BEGIN
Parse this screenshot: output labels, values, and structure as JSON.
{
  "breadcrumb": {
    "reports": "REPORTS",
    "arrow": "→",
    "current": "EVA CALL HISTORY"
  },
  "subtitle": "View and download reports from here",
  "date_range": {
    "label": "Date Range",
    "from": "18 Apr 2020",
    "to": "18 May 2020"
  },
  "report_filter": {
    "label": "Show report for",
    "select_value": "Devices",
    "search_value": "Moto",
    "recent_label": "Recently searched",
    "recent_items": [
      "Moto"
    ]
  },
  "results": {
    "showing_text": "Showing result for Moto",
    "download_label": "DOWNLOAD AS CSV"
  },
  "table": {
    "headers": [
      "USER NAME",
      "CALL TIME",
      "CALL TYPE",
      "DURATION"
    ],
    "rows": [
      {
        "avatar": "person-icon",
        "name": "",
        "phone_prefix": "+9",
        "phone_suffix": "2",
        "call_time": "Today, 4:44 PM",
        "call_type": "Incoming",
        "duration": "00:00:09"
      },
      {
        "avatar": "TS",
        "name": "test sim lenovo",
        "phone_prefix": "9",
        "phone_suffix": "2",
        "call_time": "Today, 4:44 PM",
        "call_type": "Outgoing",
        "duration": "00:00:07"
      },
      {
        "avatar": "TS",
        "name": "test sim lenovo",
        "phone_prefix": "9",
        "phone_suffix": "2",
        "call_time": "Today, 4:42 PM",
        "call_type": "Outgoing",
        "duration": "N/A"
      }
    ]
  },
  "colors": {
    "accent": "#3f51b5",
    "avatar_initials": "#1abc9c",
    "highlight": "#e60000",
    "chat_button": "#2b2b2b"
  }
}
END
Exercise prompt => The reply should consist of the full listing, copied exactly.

Response to this exercise =>
Parse this screenshot: output labels, values, and structure as JSON.
{
  "breadcrumb": {
    "reports": "REPORTS",
    "arrow": "→",
    "current": "EVA CALL HISTORY"
  },
  "subtitle": "View and download reports from here",
  "date_range": {
    "label": "Date Range",
    "from": "18 Apr 2020",
    "to": "18 May 2020"
  },
  "report_filter": {
    "label": "Show report for",
    "select_value": "Devices",
    "search_value": "Moto",
    "recent_label": "Recently searched",
    "recent_items": [
      "Moto"
    ]
  },
  "results": {
    "showing_text": "Showing result for Moto",
    "download_label": "DOWNLOAD AS CSV"
  },
  "table": {
    "headers": [
      "USER NAME",
      "CALL TIME",
      "CALL TYPE",
      "DURATION"
    ],
    "rows": [
      {
        "avatar": "person-icon",
        "name": "",
        "phone_prefix": "+9",
        "phone_suffix": "2",
        "call_time": "Today, 4:44 PM",
        "call_type": "Incoming",
        "duration": "00:00:09"
      },
      {
        "avatar": "TS",
        "name": "test sim lenovo",
        "phone_prefix": "9",
        "phone_suffix": "2",
        "call_time": "Today, 4:44 PM",
        "call_type": "Outgoing",
        "duration": "00:00:07"
      },
      {
        "avatar": "TS",
        "name": "test sim lenovo",
        "phone_prefix": "9",
        "phone_suffix": "2",
        "call_time": "Today, 4:42 PM",
        "call_type": "Outgoing",
        "duration": "N/A"
      }
    ]
  },
  "colors": {
    "accent": "#3f51b5",
    "avatar_initials": "#1abc9c",
    "highlight": "#e60000",
    "chat_button": "#2b2b2b"
  }
}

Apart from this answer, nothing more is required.